§ **PROBLEM REQUIREMENTS**:
Report the number of lines in the data where the word "watermark" appears, and add no other text.

§ **PROVIDED ENTRIES**:

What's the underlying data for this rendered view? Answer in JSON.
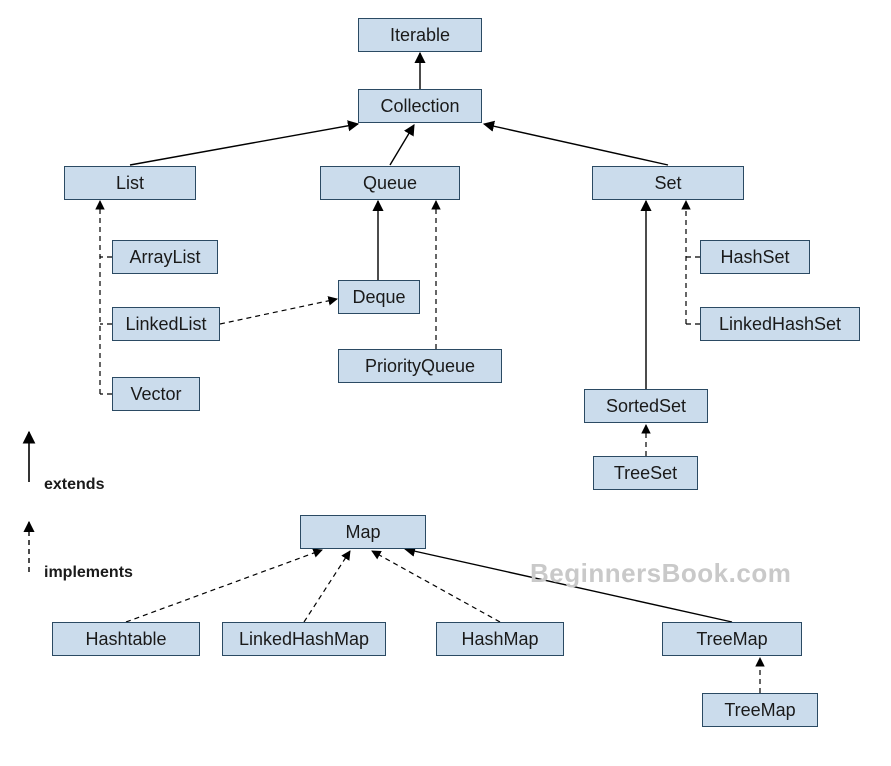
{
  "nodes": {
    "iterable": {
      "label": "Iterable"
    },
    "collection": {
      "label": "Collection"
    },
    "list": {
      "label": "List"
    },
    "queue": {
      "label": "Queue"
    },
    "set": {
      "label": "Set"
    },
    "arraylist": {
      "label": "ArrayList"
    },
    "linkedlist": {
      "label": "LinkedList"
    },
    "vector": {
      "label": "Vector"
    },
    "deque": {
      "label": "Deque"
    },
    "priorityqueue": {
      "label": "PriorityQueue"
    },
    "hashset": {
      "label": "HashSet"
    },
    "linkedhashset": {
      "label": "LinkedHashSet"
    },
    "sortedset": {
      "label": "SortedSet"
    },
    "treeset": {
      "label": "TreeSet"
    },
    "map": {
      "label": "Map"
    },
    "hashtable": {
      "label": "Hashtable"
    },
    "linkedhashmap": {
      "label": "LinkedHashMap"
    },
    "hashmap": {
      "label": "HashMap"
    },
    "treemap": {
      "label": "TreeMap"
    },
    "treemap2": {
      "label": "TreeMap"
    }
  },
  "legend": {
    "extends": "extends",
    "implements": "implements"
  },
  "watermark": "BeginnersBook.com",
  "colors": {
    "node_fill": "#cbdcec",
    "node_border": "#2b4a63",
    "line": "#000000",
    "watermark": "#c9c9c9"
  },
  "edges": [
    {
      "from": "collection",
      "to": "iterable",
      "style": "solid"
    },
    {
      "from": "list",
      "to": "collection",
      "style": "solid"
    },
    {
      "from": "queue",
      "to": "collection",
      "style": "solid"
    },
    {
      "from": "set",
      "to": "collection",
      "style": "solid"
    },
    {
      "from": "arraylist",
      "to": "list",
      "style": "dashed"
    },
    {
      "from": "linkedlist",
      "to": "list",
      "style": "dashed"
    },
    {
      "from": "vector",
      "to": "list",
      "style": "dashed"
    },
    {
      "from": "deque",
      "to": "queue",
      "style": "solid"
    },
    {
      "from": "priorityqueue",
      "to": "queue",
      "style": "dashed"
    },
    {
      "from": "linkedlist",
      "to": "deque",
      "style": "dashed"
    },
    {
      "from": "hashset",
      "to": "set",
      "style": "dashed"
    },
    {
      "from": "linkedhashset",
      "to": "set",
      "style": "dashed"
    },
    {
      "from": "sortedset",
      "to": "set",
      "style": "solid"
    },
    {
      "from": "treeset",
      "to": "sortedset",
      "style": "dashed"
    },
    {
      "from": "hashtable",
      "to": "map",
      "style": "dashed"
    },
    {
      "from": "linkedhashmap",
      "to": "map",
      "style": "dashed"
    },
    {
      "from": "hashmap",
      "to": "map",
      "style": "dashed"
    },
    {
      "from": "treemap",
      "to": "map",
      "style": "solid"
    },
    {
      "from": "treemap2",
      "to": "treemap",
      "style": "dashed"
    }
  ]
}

§ **RESPONSE TO THE TASK**:
2